I will always be a champion of self-care, good mental health, and going to therapy.
But there’s a lotta bad therapists out there, honey.
We’ve all encountered mediocrity and unprofessionalism from time to time (okay, often), and the mental health profession is not exempt. Don’t get me wrong: some therapists are fantastic! Amazing! Life-changing! But, as in any profession: not everyone is good at their job. Bad therapy exists, and so do bad therapists. A lot of them.
Now, I’m not talking about egregious therapist transgressions such as ethical or legal offenses. If you’re a masochist, you can read all about those in the so-dry-it’ll-make-your-eyes-bleed APA Ethical Principles of Psychologists and Code of Conduct.
No, this post is an abridged list of signs your therapist is unprofessional, messy, and probably mediocre…taken from both my own real-life experiences as as a therapy client over the years, as well as those shared with me by others.
So without further ado:
Signs your therapist is messy AF:
Spending the whole session talking about themselves. It’s not normal to know more about your therapist than they know about you. If you can handily rattle off the names of your therapist’s aunts, uncles, nieces and nephews…something is not right.
Eating during a session. I had three (count ’em, THREE!) therapists who ate during our sessions. One woman made loud and passionate love to a bowl of Wheaties while I poured my heart out about how people never give me their undivided attention. Not really. But the Wheaties part is 100 percent true.
Imbibing during a session. Some people are gonna fight me on this, but I don’t care. A sip of water for a dry throat here and there is one thing, but no one wants to see their therapist chug a Kiwi Strawberry Snapple just after telling the story of how their dog died in their arms when they were ten. (And if the beverage in question contains booze, you have my official and enthusiastic permission to pull an Irish Goodbye.)
Taking non-emergency calls during a session. Wheaties chatted up both the UPS guy and her daughter about their upcoming trip to Six Flags Discovery Kingdom during our 50 minute (and $160) session. Apparently, she never learned how to turn off the ringer.
Getting angry with you for wanting to work with another therapist.
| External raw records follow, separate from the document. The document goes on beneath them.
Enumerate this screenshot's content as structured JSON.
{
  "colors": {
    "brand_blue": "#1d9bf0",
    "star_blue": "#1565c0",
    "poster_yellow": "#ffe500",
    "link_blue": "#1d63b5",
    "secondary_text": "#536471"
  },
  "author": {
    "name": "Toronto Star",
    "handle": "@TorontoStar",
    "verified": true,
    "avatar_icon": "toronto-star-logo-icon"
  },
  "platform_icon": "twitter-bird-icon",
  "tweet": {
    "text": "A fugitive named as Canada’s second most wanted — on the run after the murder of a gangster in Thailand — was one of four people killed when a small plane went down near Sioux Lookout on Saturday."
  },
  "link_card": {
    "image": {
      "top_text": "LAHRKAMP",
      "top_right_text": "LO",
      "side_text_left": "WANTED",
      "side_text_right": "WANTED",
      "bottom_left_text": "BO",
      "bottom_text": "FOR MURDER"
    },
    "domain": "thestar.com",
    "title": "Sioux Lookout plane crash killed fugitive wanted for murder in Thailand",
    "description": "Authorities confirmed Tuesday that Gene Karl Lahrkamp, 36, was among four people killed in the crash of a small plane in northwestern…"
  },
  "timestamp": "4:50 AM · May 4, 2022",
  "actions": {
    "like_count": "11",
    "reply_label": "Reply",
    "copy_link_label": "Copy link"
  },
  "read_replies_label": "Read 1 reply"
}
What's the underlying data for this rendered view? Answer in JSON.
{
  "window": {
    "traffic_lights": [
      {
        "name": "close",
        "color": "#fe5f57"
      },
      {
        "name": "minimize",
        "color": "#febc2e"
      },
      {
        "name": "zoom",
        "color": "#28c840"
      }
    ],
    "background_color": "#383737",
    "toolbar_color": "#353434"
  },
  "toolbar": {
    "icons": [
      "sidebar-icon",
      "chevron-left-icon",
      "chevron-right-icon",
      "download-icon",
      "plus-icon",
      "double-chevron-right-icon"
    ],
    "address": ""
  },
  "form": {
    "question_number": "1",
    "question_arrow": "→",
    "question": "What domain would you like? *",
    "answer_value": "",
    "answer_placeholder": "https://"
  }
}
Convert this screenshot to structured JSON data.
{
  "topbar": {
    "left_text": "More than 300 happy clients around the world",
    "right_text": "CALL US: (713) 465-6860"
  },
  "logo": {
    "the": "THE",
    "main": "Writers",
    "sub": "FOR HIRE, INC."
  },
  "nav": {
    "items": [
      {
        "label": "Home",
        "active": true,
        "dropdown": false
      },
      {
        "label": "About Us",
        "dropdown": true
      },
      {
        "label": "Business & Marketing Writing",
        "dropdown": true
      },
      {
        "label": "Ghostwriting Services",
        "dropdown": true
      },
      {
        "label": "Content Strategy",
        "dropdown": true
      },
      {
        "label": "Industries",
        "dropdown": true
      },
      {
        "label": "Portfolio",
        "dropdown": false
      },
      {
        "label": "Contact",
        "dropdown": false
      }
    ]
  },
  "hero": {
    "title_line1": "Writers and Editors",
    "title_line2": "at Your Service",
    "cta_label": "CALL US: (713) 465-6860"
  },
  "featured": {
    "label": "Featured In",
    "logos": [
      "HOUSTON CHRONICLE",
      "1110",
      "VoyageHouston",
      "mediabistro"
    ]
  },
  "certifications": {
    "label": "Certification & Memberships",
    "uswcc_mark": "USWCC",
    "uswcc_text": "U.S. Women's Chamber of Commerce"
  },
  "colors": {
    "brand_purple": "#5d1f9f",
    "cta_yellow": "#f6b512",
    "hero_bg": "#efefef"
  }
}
Provided you, the client, communicate your desire to part ways respectfully, a true professional will understand and support you in getting the help you need, even if it’s not them.
Telling you to get a divorce. At least not on the first phone call, for God’s sake!
Ghosting you. This goes double if you went to therapy to work through abandonment issues. Clients are supposed to ghost therapists, not the other way around!
Falling asleep during your session. “Zzz” is not an acceptable therapeutic insight. Time for Irish Goodbye: The Sequel.
Arriving late every session and getting upset when you bring it up. Messy and tardy = BYE.
Failing to have have a box of tissues within reach. This one applies to the therapists who shun Telehealth and insist on only providing in-person therapy like it’s (actually) 1999: leaving your client to cry and snot all over themselves on top of doing the emotional heavy-lifting isn’t just messy, it’s cruel.
You heard it here first, guys: life’s too short for bad haircuts, bad cheese, and bad therapists.
Of course, therapists don’t have to be perfect (no one is), but they do have to be professional and respectful of you and your time. If you have a quibble about something in therapy, you have the option of bringing it up and watching how your therapist responds: if they’re skilled and self-aware, they’ll at least try to leverage the issue into a productive, perhaps even restorative, conversation. And if they can’t do that, it could be the confirmation you need to keep it moving.
PS: Did I mention that this is an abridged list of messy AF therapist behavior?? There’s (unfortunately) more where that came from, but didn’t want to overwhelm y’all. Plus, you might have some messy therapist stories of your own, which I’d love to read in the comments! (Cuz I’m messy that way. 🙃)
This site is for informational purposes only. It isn’t intended to diagnose or treat any mental health problems and is not intended as psychological advice.
© 2022 Gina Davis, PsyD. All rights reserved.